His family's statement said DMX, whose birth name was Earl Simmons, died with relatives by his side after several days on life support.
See the full statement from DMX's family below.
“We are deeply saddened to announce today that our loved one, DMX, birth name of Earl Simmons, passed away at 50-years-old at White Plains Hospital with his family by his side after being placed on life support for the past few days. Earl was a warrior who fought till the very end. He loved his family with all of his heart and we cherish the times we spent with him. Earl's music inspired countless fans across the world and his iconic legacy will live on forever. We appreciate all of the love and support during this incredibly difficult time. Please respect our privacy as we grieve the loss of our brother, father, uncle and the man the world knew as DMX. We will share information about his memorial service once details are finalized,” the statement read.
A representative for White Plains Hospital in New York also shared a statement in which the medical staff extended their “deepest condolences” to DMX's family and fans.
“White Plains Hospital extends its deepest condolences to the family of Mr. Simmons, as well as his friends and legions of fans who expressed their unwavering support during this difficult time. Earl Simmons passed away peacefully with family present after suffering a catastrophic cardiac arrest,” the rep said.
Artists, athletes and other celebrities paid tribute to him on social media Friday.
DMX made a splash on the Hip-Hop scene in 1998 with his first studio album, “It's Dark and Hell is Hot,” which debuted No. 1 on the Billboard 200 albums chart. The multiplatinum-selling album was secured by several hits including “Ruff Ryders' Anthem,” “Get At Me Dog,” “Stop Being Greedy” and “How It's Goin' Down.”
DMX followed up with four straight chart-topping albums including “… And Then There Was X,” “Flesh of My Flesh, Blood of My Blood,” “The Great Depression” and “Grand Champ.” He released seven albums, earned three Grammy nominations and was named Favorite Rap/Hip-Hop Artist at the 2000 American Music Awards.
He parlayed his growing fame into an acting career, appearing in multiple films including, “Romeo Must Die” and “Cradle 2 The Grave.”

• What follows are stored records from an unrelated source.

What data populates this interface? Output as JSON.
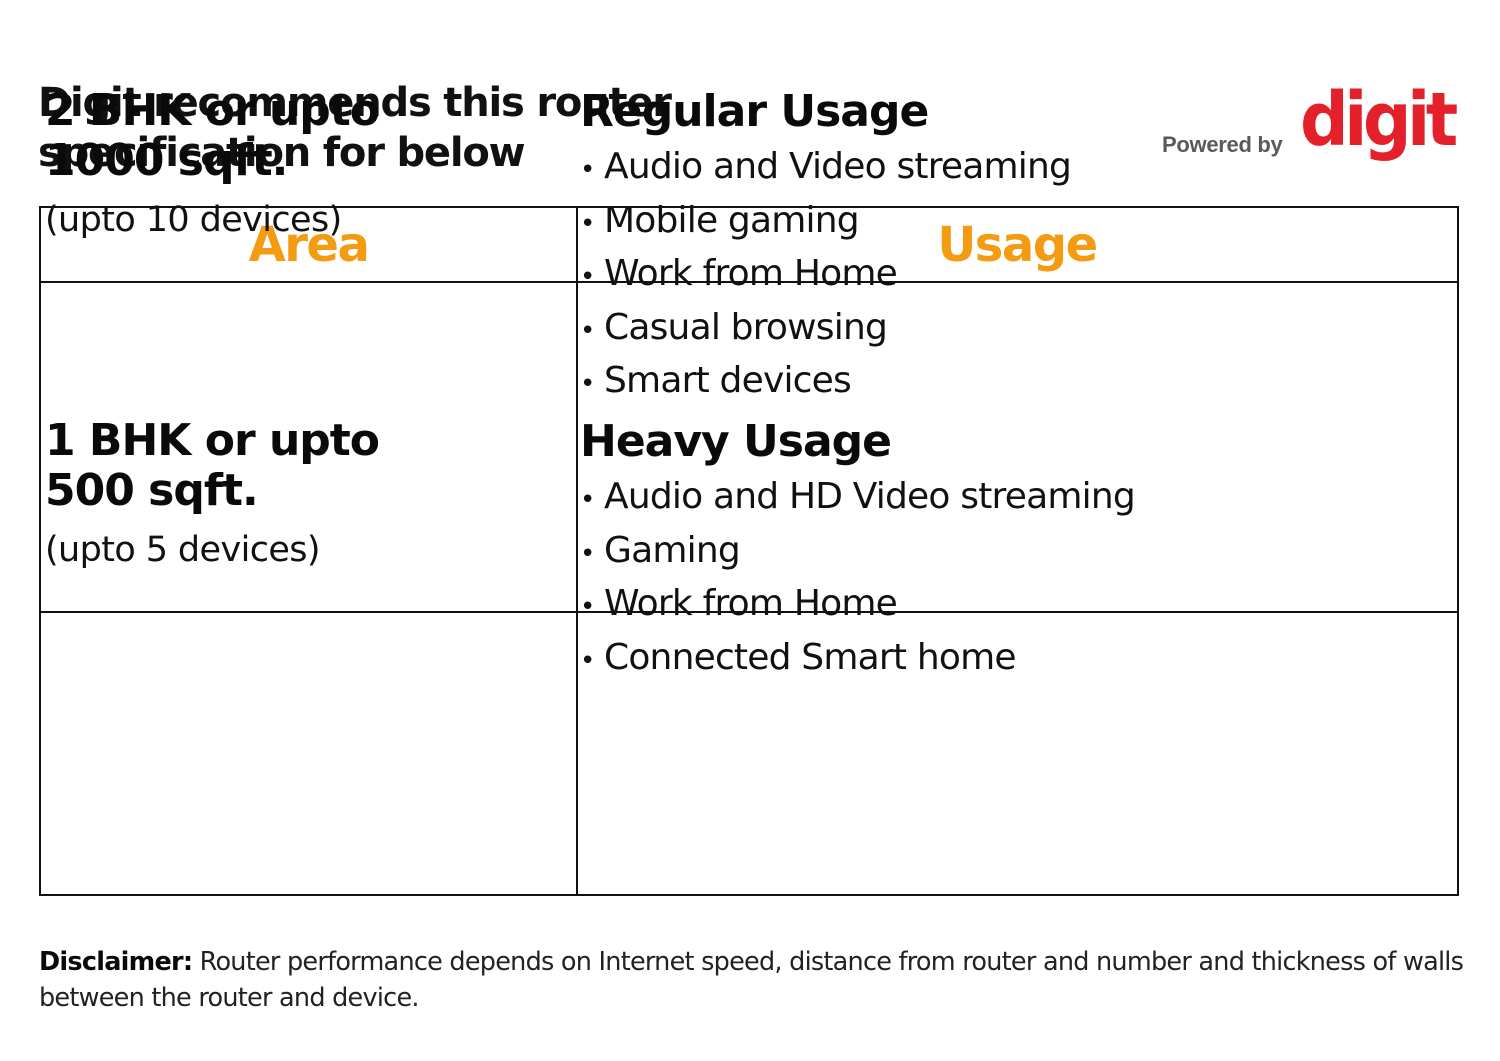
{
  "header": {
    "title_lines": [
      "Digit recommends this router",
      "specification for below"
    ],
    "powered_by": "Powered by",
    "brand_logo": "digit",
    "brand_color": "#e4202a"
  },
  "table": {
    "accent_color": "#f39c12",
    "columns": [
      "Area",
      "Usage"
    ],
    "rows": [
      {
        "area": {
          "title_lines": [
            "2 BHK or upto",
            "1000 sqft."
          ],
          "devices": "(upto 10 devices)"
        },
        "usage": {
          "title": "Regular Usage",
          "items": [
            "Audio and Video streaming",
            "Mobile gaming",
            "Work from Home",
            "Casual browsing",
            "Smart devices"
          ]
        }
      },
      {
        "area": {
          "title_lines": [
            "1 BHK or upto",
            "500 sqft."
          ],
          "devices": "(upto 5 devices)"
        },
        "usage": {
          "title": "Heavy Usage",
          "items": [
            "Audio and HD Video streaming",
            "Gaming",
            "Work from Home",
            "Connected Smart home"
          ]
        }
      }
    ],
    "bullet_glyph": "•"
  },
  "disclaimer": {
    "label": "Disclaimer:",
    "text": " Router performance depends on Internet speed, distance from router and number and thickness of walls between the router and device."
  }
}
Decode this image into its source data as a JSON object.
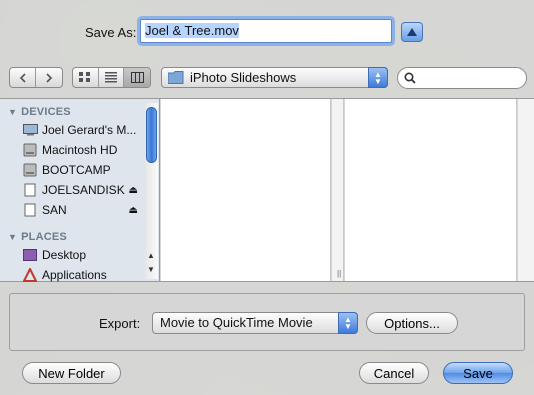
{
  "save_as": {
    "label": "Save As:",
    "value": "Joel & Tree.mov"
  },
  "toolbar": {
    "back_icon": "chevron-left-icon",
    "forward_icon": "chevron-right-icon",
    "views": [
      "icon-view-icon",
      "list-view-icon",
      "column-view-icon"
    ],
    "active_view": "column-view-icon",
    "location": "iPhoto Slideshows",
    "search_placeholder": ""
  },
  "sidebar": {
    "devices_header": "DEVICES",
    "devices": [
      {
        "label": "Joel Gerard's M...",
        "icon": "computer-icon",
        "eject": false
      },
      {
        "label": "Macintosh HD",
        "icon": "hard-disk-icon",
        "eject": false
      },
      {
        "label": "BOOTCAMP",
        "icon": "hard-disk-icon",
        "eject": false
      },
      {
        "label": "JOELSANDISK",
        "icon": "removable-disk-icon",
        "eject": true
      },
      {
        "label": "SAN",
        "icon": "removable-disk-icon",
        "eject": true
      }
    ],
    "places_header": "PLACES",
    "places": [
      {
        "label": "Desktop",
        "icon": "desktop-icon"
      },
      {
        "label": "Applications",
        "icon": "applications-icon"
      }
    ]
  },
  "export": {
    "label": "Export:",
    "selected": "Movie to QuickTime Movie",
    "options_label": "Options..."
  },
  "footer": {
    "new_folder_label": "New Folder",
    "cancel_label": "Cancel",
    "save_label": "Save"
  },
  "colors": {
    "accent": "#4f8be3",
    "sidebar_bg": "#dfe5ed",
    "header_text": "#6c7a8c"
  }
}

His professional achievements were often overshadowed by his issues with substance abuse and run-ins with the law. He pleaded guilty to tax fraud in 2017 and was sentenced to one year in prison.
Besides his legal troubles, DMX took the initiative to help the less fortunate. He gave a group of Philadelphia men advice during a surprise appearance at a homeless support group meeting in 2017 and helped a Maine family with its back-to-school purchases a couple of years later.
Last year, DMX faced off against Snoop Dogg in a Verzuz battle, which drew more than 500,000 viewers.
Survivors include his 15 children and his mother.